Generally, when a child reaches the age of majority — age 18, or 21 for some states — the child is considered emancipated, meaning a parent no longer has the obligation to provide child support for the child. However, there are times when a child is emancipated before the age of majority. In such cases, parents may wonder how the emancipation impacts child support payments.

Here is some information about what happens to child support payments when a child is emancipated:

Reasons Why a Child Would be Emancipated

Emancipation of a minor occurs when a child is freed from the care of a parent. Essentially, the parent no longer has responsibility for the child. A child may self-emancipate for any of the following reasons:

  • Marriage
  • Military service
  • Complete abandonment of the parental home
  • Economic independence

As long as a child is still in the care and custody of a parent, it's fair to say that it's impossible for a child to be emancipated. Therefore, parents have the obligation to continue to support a child until the child reaches the age of majority. A parent's obligation to continue to provide child support payments will continue until the child reaches the age of majority.

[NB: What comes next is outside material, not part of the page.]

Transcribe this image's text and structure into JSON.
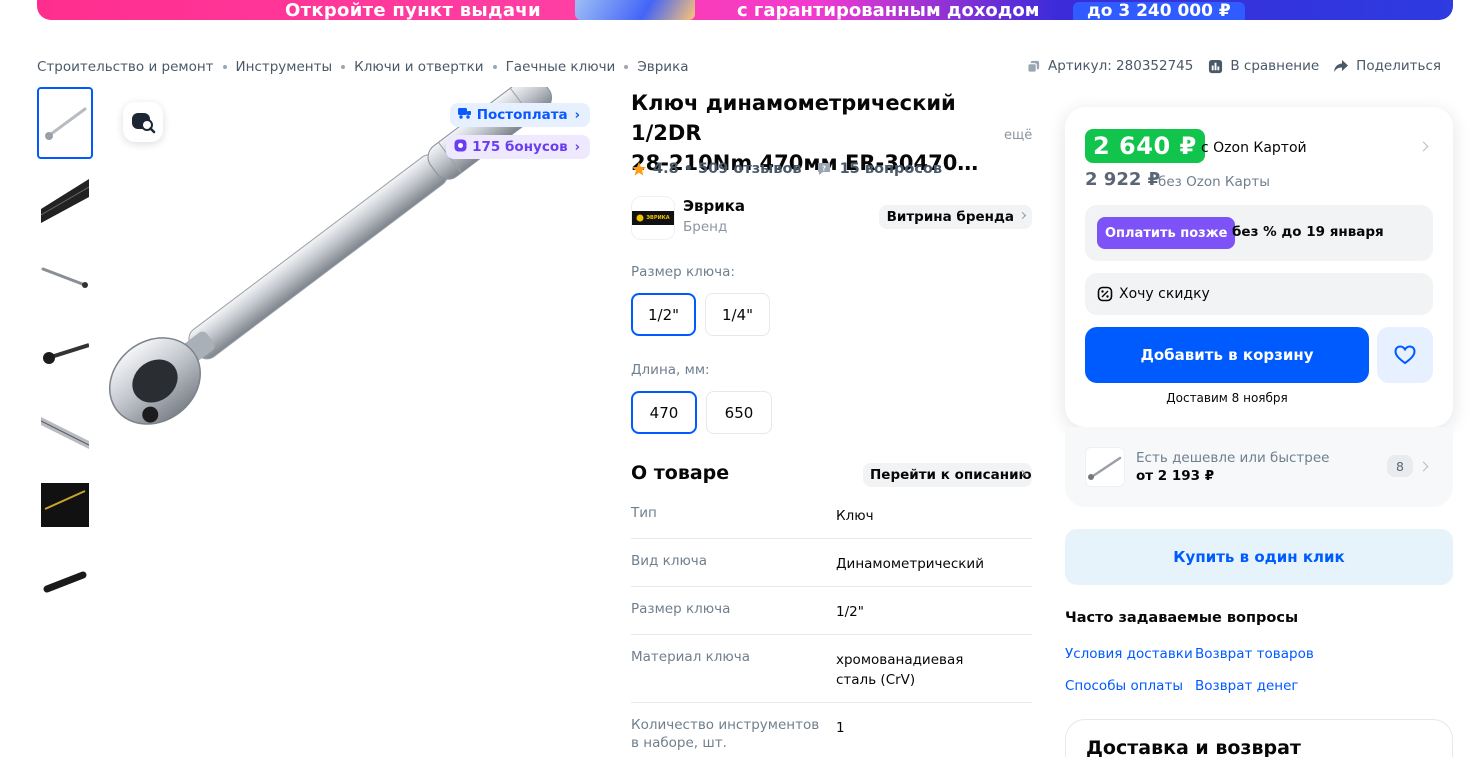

Child Support Payments Beyond Emancipation

It's possible that parents may be obligated to continue child support payments beyond the age of majority.

A court may order a parent to continue child support payments beyond emancipation for the following reasons:

  • Special needs of the child: A court may order a parent to continue support payments for an adult child with special needs.
  • The divorce of a minor child: Although a child may marry, some courts have found that if the child divorces and needs care and custody, the child may still be entitled to child support.

    Termination of Child Support Payments After Emancipation

    Child support payments are not automatically terminated after a child is emancipated. A child support obligor will have to request for child support payments to be terminated after the child reaches the age of majority or a minor child is emancipated. For more information about child support payments when a child is emancipated, speak with a qualified attorney in your state.